# What to produce
Scan the records for "Publication". Report each line that includes it.

[Items listed in a dataset]
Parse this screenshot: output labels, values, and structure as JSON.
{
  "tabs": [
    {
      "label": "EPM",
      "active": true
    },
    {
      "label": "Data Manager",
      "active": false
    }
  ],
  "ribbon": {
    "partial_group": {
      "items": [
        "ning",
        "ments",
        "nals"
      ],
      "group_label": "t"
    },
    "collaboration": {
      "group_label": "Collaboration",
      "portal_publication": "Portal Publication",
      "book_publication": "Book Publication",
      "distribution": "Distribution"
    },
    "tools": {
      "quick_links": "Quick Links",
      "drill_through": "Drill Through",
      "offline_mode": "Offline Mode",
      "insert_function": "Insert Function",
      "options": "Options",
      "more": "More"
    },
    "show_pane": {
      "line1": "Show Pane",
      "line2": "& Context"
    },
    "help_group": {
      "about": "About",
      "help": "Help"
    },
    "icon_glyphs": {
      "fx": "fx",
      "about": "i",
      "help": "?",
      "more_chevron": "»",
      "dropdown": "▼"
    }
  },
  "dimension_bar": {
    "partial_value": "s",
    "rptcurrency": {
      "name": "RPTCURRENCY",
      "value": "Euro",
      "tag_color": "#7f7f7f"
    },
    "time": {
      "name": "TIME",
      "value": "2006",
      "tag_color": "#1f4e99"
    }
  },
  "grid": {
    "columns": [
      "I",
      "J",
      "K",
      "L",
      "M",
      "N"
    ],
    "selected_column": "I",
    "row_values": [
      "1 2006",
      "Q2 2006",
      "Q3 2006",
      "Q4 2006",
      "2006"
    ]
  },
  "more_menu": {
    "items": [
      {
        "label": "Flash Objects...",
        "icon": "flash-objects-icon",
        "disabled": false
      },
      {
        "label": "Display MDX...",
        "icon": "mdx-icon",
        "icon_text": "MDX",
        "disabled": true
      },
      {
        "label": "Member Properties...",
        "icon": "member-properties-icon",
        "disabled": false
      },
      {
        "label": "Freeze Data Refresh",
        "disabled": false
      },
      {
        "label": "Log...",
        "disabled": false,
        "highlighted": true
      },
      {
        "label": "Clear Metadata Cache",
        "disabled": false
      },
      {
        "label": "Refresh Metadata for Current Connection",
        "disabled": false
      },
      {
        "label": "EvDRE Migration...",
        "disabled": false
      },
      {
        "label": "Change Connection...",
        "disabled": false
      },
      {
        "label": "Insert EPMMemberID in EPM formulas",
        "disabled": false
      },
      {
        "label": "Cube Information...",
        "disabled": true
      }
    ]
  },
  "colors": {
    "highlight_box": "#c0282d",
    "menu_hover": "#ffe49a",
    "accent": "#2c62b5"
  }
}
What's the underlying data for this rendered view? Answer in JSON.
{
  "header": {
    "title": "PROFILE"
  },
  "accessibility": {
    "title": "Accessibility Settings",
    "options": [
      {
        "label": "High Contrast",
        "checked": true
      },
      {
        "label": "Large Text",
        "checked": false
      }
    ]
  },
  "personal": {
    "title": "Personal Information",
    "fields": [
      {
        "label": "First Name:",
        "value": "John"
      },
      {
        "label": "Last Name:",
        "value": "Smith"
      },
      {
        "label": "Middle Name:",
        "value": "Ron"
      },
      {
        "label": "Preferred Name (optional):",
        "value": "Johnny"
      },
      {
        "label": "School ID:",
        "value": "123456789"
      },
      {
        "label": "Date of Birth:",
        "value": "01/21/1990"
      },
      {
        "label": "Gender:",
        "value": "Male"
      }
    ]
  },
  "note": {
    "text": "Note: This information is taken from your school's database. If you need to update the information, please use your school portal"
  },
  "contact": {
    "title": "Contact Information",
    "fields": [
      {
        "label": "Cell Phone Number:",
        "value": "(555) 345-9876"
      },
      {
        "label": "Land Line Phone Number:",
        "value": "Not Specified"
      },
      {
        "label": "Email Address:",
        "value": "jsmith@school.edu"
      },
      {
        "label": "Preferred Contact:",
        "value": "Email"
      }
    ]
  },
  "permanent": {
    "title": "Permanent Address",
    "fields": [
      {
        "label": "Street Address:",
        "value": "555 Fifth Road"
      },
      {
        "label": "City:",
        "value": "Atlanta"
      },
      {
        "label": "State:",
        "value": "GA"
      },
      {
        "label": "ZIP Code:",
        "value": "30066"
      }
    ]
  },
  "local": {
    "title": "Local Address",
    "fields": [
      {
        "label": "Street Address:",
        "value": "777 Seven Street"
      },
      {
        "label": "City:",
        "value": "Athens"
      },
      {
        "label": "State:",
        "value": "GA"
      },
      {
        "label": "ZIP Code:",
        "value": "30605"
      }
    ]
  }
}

# Expected answer
      "portal_publication": "Portal Publication",
      "book_publication": "Book Publication",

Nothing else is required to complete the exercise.